- Is the navigation clear? Does the learner know how to go from A to B? While you don’t need to go overboard with instructions, you need to make sure that it’s clear what the learner has to do to advance through the course.
- Have you provided the right instructions? If you want the learner to do something that’s a little different than the normal navigation, make sure to provide clear instructions. This is especially true of interactions and scenarios where they need to make choices or interact with content on the screen (like a drag and drop).
- Is your course too sexy for its body? Sometimes we want to go outside the box to create something unique. While there’s nothing wrong with that, using non-conventional navigation and course structure can be confusing to the learner. If you have to build a training module on how to use your course, that might be a sign to revisit the user interface. In either case, be careful to listen to your learners if they complain about the structure. What’s obvious to you might not be to them.
- Watch the learner go through the course? Often we solicit feedback by sending a course link and having the learner forward their thoughts. However, it’s valuable to sit and watch them go through the course. You can see how many times they click, what they look at, and get a sense if anything in the design is confusing. At a minimum, find at least one person who you can watch go through the course.
- Does the course meet the learning objectives? I’m not a fan of waiting to test this on the final run through. Your best bet is to prototype the course and test its effectiveness before investing the time building it. However, you want to make sure that the final product produces results. Does the learner meet the learning objectives? Does the assessment provide the information you need?
A challenge with learner reviews is that they can be ego crushers. You put in a lot of time to craft the course, perhaps trying a few new things. And in just a few minutes, all of your joy comes crashing to the ground at the first criticism.
Because of this, it’s tempting to discount the feedback you get from the reviewers, especially since they’re not “trained instructional designers” and probably don’t always understand what you’re trying to do. Don’t fall for it. Be humble and really consider their feedback. It’ll help you build better courses.
Even if all you have is one person with which to test your course, that’s fine. My advice is to find someone who has no interest in elearning and might even be a bit technically challenged. Definitely stay away from people who build courses or know something about UI or usability design. They tend to complicate things with their professional opinions.
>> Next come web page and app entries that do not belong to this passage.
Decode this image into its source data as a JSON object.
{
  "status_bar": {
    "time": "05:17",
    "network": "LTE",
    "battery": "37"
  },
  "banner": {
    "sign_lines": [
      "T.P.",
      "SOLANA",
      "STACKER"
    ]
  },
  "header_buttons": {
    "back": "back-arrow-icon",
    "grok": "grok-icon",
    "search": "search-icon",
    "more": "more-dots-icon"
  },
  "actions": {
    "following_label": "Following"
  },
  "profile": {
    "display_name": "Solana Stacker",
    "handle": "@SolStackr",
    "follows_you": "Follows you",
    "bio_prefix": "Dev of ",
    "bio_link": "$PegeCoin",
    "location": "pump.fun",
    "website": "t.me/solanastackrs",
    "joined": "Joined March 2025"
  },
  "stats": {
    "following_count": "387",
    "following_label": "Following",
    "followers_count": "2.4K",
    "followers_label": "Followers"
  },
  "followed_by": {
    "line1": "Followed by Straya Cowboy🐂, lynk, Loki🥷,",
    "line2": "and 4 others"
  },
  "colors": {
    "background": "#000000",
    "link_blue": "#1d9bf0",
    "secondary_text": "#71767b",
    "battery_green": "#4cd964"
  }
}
These are some basic tips for your final project review. I see the client review as a way to do one final quality control check and to celebrate your success; and the learner review as a way to test that everything works as planned for those who have to take the course.
Like I said earlier, you don’t want to wait until the end of the project to find out if your course works or not. A good practice is to quickly mock up the course in PowerPoint and then test out your ideas, navigation, and flow of content. If there are any major issues, they’ll surface there. That will save you a lot of time down the road.
What are some of your experiences during the final review process? What types of issues have you run into and what would you have done differently? Please share your thoughts by clicking on the comments link.
I’ll be in Orlando next week. You can continue to submit your elearning tips until I get back. Then I’ll do a drawing for the copy of Patti Shank’s Essential Articulate Studio ‘09. I’ll get her to autograph it while I’m in Orlando.
If you’re at the Learning Solutions Conference & Expo swing by the Articulate booth and say “Hi.”
Be sure to check out these sessions:
- Get Rid of the "Next" Button and Create Engaging e-Learning
- Visual Design Essentials: Practical Techniques for Designing Better Online Courses
- Master Session: Turning Click-&-Read Content into Interactive e-Learning